| Work item |
Your answer should be one number: how many lines of the records hold the string "Deluxe".

[Saved data entries]
────────

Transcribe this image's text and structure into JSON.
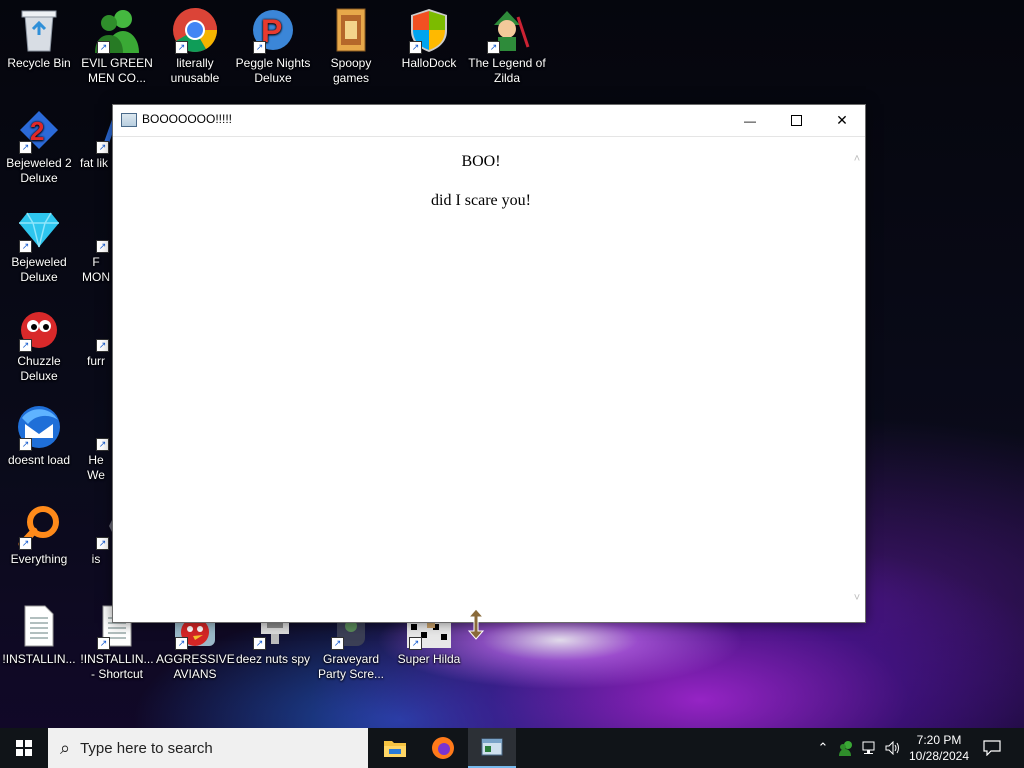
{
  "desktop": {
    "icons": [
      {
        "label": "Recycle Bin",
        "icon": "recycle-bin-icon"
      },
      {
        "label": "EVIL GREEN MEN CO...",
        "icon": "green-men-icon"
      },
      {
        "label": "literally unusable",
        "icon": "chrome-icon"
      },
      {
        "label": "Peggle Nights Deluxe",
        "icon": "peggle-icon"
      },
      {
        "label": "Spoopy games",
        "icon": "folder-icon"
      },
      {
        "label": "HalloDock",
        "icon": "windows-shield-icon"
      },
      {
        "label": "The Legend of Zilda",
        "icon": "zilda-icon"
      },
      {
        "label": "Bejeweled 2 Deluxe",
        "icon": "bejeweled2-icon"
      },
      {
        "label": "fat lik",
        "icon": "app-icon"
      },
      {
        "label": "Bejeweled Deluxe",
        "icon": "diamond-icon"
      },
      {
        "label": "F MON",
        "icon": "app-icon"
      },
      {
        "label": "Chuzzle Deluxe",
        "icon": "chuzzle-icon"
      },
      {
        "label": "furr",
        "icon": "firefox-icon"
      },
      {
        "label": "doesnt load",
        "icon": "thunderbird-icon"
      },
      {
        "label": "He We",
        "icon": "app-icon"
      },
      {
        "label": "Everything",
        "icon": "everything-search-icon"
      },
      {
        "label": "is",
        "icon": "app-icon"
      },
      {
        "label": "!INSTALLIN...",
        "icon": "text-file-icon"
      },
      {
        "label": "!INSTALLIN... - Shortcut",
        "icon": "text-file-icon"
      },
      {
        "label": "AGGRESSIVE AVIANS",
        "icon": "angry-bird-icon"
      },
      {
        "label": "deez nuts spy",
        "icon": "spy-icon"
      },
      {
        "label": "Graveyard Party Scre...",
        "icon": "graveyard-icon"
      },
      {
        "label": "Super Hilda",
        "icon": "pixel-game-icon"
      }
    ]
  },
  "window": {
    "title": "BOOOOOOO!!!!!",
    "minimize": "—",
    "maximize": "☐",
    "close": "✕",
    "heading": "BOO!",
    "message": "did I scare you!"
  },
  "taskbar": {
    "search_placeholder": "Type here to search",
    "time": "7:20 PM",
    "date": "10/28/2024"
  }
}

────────

| Your response |
4